Henry Ford is famous for saying, “Whether you think you can, or think you can’t, you are right.” Yes, attitude makes all the difference in the world. As development professionals, we are often the public face of the organizations we serve. As a result, it is especially important that we project optimism and hope – you never know who’s watching or how they could interpret our nuances. Keeping that reality in mind, consider the following scenario…
You are responsible for fundraising for a nonprofit and are in a development committee meeting with volunteers. You’re discussing an upcoming event or are planning for a major gifts initiative. An influential volunteer brings up the still-recovering economy, and suggests that the organization set diminished fundraising goals, perhaps even equivalent to last year’s accomplishments. Sound familiar?
So what do you do? Agree with them? Wait to see how another volunteer responds? Or jump in and try and turn the conversation around to a more positive scenario? Your response is critical, and could greatly impact the financial health of your NPO in the short, medium and long run. Let me show you why.
Back in the spring of 2009, I interviewed a very wealthy couple for a feasibility study. You may recall – unless you were hibernating through that difficult year – the faltering economy and uncertain future made that one of the most challenging periods for fundraisers in recent memory. The couple and I started discussing the financial climate and how it might impact the campaign under consideration. The man and woman, who were board members of several other area NPOs, mentioned that the development staff at one of their other organizations were openly singing the blues about the economy. On the other hand, the couple mentioned that their peers – who were also very philanthropically focused – were not nearly as pessimistic about the future and that their giving would not diminish despite the newspaper headlines. They wanted me to know that nonprofits “were not doing themselves any favors” by expressing their pessimism. What an eye opener… and a perfect example of the importance of having, and projecting, a positive attitude with all your constituents.

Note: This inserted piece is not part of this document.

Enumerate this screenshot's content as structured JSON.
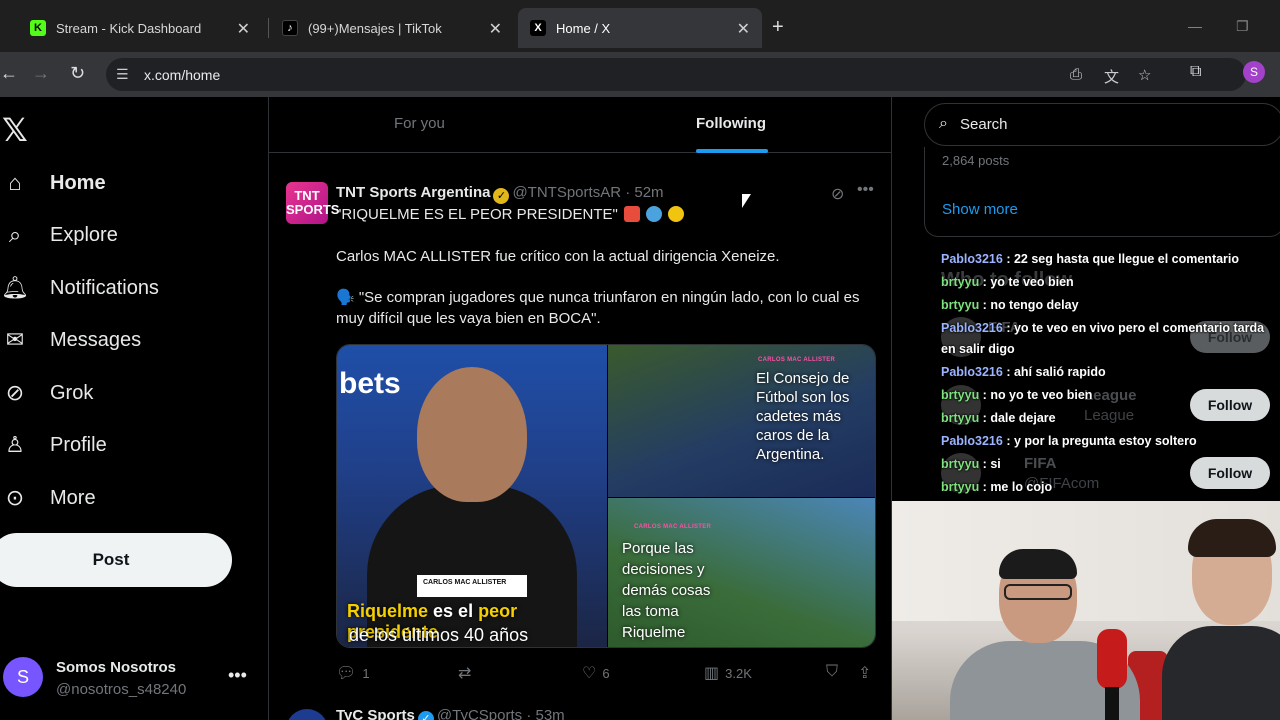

Fast forward one year. As fate would have it, Copley Raff was hired for some development counsel by the “pessimistic” NPO mentioned by the affluent couple. In a heartbeat it became clear that the couple was absolutely right: the attitude of the development staff was negative. This self-fulfilling behavior was having a measurably negative impact on its fundraising volunteers, campaign progress, and overall results. It was a challenging climb to turn this organization’s culture toward more positive thinking – but one essential for its long term viability on many levels.
- Pessimism is contagious and easily recognized by all your constituents; stop it before it infects others.
- As a leader, you are responsible for setting the tone and culture of your organization; do not tolerate negative and pessimistic behavior from your staff.
- It is your responsibility to address pessimism in other staff and volunteer leaders and to keep it out of the public eye (and ear!)
For more information about Copley Raff and its spectrum of not for profit consulting services, please see www.copleyraff.com.
Have a development, executive recruitment, or campaign strategy or management challenge? Let’s talk! Click here to connect with Rebekah Kaufman, Director of Consulting Services at CRI.